Cornelius, Cyprian, Schisms and Apostasies

Saint Cornelius was Pope for a scant two years in the third century, elected in 251, fighting against his fellow bishop Novatian, who declared himself the true Pope, thus also unwittingly making himself history’s first anti-Pope. Novatian was an early ‘hard-liner’, teaching that certain sins were so evil, to beyond the pale -especially apostasy, failing in the face of martyrdom – that one could never seek reconciliation with the Church (nor with God, one might presume).

Cornelius, on the other hand, inspired by the Holy Spirit offered by the grace of his office, realized that God’s mercy was far greater than any of our sins, and that if men must forgive each other ‘seventy times seven times’, God forgiveness is infinitely beyond this. On that score, he excommunicated Novatian, and his followers, but, we may presume, would have welcome them back in, had they too repented.

Although Cornelius helped lay the groundwork for healing this error and its schism within the Church, he was not so fortunate in placating the Roman authorities, meeting his end and gaining his final reward in the persecution under Emperor Decius, being exiled, and perishing of his hardships sometime in Anno Domini 235.

Saint Cyprian, whom we also celebrate today, was bishop of the coastal city of Carthage, in what was the Roman-governed territory in North Africa.  He is famous for his theological treatises in beautiful classical Latin; he too was a foe of the Novatians, and helped fight and heal the ensuing schism.  A certain amount of controversy surrounds his episcopacy, as he fled into hiding under the threat of martyrdom under the same Decian persecution.  I might run also, but Cyprian’s flight was complicated by the fact that he was a bishop. He defended his action, that he would was more useful governing the scattered flock, than dead, and we can honour that decision. However, he was soon to show his underlying courage and steadfastness, for God did call him to martyrdom eventually when a subsequent persecution arose under Emperor Valerian (the same one that took Pope Sixtus II and his deacons, including Saint Lawrence).  Cyprian penned his final treatise, De exhortatione martyrii, a noble exhortation to die of the faith, and he gave his final witness, losing his head to the sword on September 14, 258, what would later be the feast of the Triumph of the Cross.

We again live in an era where bishops are fighting bishops, cardinals, cardinals, laymen against them also and each other, and the language and stakes are increasing in intensity, with even the current holder of the office of Peter mentioning the spectre of schism – somewhat too blithely, one might think. I suppose there was never an era where such divisions in the Church were not the case. It seems now we are getting to the very nub of the matter of what it means to be ‘Catholic’, a follower of Christ and His Church. This requires a solid intellectual and spiritual foundation and formation, which can guide the empathy and passions, the whispers of the world in all its seductions, to see the fog of obfuscation, keeping one’s eyes focused on the truth, and the Truth, with one’s face set like flint, in those things, those truths, that are absolutely necessary and not open to compromise, like throwing our ‘incense’ in worship of all the false gods before us.

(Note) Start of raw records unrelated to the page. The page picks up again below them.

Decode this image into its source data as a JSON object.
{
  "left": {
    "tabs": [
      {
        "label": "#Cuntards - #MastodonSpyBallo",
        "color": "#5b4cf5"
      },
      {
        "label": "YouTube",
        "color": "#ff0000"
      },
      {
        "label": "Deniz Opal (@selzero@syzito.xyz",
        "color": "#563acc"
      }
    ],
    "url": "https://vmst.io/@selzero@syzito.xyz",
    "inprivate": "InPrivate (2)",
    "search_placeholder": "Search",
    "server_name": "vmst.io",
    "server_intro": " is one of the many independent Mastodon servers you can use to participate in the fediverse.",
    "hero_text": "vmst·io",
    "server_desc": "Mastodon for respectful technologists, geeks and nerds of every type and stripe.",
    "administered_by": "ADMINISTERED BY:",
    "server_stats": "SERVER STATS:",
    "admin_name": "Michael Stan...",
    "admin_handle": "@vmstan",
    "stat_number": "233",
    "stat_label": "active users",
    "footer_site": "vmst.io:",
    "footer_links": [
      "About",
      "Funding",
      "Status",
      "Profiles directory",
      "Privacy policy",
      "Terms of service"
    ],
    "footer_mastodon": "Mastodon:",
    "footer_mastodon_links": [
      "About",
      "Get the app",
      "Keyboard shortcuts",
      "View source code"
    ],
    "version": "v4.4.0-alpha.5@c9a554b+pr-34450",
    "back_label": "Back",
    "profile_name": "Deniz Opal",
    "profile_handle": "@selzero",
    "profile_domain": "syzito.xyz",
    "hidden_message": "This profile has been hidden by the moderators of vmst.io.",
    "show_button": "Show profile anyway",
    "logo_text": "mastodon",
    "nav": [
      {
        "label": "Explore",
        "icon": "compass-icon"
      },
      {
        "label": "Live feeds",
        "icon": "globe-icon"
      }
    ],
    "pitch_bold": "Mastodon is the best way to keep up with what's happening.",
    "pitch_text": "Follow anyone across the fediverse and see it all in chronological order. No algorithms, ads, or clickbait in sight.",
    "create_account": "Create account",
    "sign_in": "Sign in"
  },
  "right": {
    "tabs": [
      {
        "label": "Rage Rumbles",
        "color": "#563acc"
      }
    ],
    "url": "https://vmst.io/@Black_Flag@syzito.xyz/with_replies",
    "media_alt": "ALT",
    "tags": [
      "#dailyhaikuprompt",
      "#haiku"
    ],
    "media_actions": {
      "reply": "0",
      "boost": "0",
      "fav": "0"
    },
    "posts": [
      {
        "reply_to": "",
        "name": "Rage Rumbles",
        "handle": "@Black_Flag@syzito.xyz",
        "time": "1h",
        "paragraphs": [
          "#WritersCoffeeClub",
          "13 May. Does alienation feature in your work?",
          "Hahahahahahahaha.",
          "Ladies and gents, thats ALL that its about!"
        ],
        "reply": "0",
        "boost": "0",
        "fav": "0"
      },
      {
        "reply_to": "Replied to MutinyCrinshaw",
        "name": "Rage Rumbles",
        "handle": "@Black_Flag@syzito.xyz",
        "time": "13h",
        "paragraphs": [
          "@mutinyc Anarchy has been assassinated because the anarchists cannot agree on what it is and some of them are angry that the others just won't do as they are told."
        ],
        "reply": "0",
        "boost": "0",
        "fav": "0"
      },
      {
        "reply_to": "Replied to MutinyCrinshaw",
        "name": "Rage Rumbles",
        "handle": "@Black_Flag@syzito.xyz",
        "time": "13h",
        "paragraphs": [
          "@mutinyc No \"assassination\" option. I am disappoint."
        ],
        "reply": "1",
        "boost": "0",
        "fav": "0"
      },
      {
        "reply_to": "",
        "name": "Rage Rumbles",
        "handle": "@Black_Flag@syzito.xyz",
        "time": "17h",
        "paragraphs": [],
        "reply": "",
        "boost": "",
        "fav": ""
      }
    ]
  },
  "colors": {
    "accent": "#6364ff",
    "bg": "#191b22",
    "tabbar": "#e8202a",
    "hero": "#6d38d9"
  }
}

So did our Fathers of old. So must we.  And the grace of Christ will not only sustain us, but give us great joy and hope in the journey. Unity in charity, and charity in unity.

Saints Cyprian and Cornelius, orate pro nobis!